Across the North Shore, the gap between high- and low-income earners is among the widest in the country.
West Vancouver is the second-most unequal place to live, behind Westmount, Que., according to an analysis of 418 municipalities with more than 10,000 people, using 2020 Statistics Canada data for adjusted after-tax household income.
The analysis was done by Local News Data Hub, a collaboration between Toronto Metropolitan University’s school of journalism and the Canadian Press wire service.
Following Vancouver (11th) and Saltspring Island (16th), the City of North Vancouver ranked 17th most unequal, tied with Beaconsfield, Que. In the 24th spot is North Vancouver District, which tied with Waterloo, Ont.
Following those are municipalities like Burnaby and Whistler, tied at 33rd. Way down the list are places like Langley at 316th and Comox at 348th.
The comparisons were made using what’s called the Gini index, an internationally recognized tool that statisticians use to measure how income is distributed across a given society.
It’s a very complicated statistical equation, and a measure that ranges from zero to one, explains Carly Penrose, who authored the analysis.

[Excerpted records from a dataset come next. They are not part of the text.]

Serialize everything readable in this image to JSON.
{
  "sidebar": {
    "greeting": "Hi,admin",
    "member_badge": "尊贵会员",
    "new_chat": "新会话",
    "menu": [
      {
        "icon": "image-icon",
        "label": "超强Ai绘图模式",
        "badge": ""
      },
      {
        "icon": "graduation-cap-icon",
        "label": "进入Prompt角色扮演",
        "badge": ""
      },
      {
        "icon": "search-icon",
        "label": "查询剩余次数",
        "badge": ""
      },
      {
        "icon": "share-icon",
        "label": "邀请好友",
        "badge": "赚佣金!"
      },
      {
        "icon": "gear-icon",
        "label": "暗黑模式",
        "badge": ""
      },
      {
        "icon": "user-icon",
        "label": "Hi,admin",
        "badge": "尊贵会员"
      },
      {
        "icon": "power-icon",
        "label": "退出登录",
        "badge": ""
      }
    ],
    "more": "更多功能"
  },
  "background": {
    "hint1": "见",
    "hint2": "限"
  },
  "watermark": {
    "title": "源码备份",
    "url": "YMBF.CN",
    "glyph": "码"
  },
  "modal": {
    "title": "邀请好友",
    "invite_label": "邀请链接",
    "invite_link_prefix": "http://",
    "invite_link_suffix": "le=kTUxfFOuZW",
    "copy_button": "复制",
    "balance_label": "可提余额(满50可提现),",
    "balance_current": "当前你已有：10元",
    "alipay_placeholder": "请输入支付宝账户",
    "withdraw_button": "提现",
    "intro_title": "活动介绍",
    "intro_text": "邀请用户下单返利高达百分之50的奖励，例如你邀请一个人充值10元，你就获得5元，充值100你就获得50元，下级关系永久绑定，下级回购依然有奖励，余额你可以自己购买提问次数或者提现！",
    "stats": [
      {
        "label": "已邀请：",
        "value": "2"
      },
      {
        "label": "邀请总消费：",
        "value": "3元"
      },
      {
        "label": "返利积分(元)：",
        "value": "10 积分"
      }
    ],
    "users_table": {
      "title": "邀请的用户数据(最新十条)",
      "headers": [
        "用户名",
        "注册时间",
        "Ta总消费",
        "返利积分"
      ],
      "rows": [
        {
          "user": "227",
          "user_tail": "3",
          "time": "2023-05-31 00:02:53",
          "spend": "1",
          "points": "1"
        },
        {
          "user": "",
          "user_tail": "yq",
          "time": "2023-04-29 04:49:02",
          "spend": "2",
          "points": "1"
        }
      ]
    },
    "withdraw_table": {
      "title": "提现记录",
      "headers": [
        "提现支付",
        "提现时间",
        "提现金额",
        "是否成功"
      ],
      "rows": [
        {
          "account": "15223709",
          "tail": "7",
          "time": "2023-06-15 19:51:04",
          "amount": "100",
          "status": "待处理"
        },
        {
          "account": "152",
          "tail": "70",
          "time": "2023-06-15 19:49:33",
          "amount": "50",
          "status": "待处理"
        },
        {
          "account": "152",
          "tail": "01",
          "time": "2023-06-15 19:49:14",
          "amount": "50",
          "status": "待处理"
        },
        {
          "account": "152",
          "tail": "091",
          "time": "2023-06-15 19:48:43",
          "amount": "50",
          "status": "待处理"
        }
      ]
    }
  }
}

“If a Gini coefficient is equal to zero, it means that every single person in this society is making the exact same amount of money. They call that perfect equality, which realistically doesn’t exist,” she said. “And then a [score of] one means one person in an entire society is making all of the money and everyone else is making nothing.”
In Westmount, Que., the Gini measure is 0.54. In West Van it is 0.51. The measure is 0.35 in the City of North Vancouver and 0.32 in North Van District.
Other sources of income and wealth not captured by the data
While varied levels of income can measure the economic disparity between many citizens, other sources of income and wealth are not captured by the Gini index.
Things like capital gains aren’t counted, Penrose noted. “They only have the data that they get from tax returns.”
The fact that certain incomes – such as those gained in other countries – are not accounted for can also skew inequality data. This effect was more pronounced in smaller, wealthier communities, Penrose said.
“I found in big cities … it’s easier to have those small differences [not] show up as much, but for smaller places, like West Vancouver and Westmount, and places like that, it was a tricky thing to measure.”
In general, Penrose found that bigger cities tended to have more inequality. “There’s more people which means more variation,” she said, adding that urban centres tend to be home to corporate headquarters, which means higher-paid workers live nearby.
But there are also smaller communities with historically high incomes.
“Very wealthy suburbs tended to be higher. There was no clear explanation for it. But I read that, for example, in Westmount, it is on a mountain,” Penrose said. “The people at the centre of the area make very high income, but the people who live in wards that are right next to it are quite low income … inequality can be presented in that way.”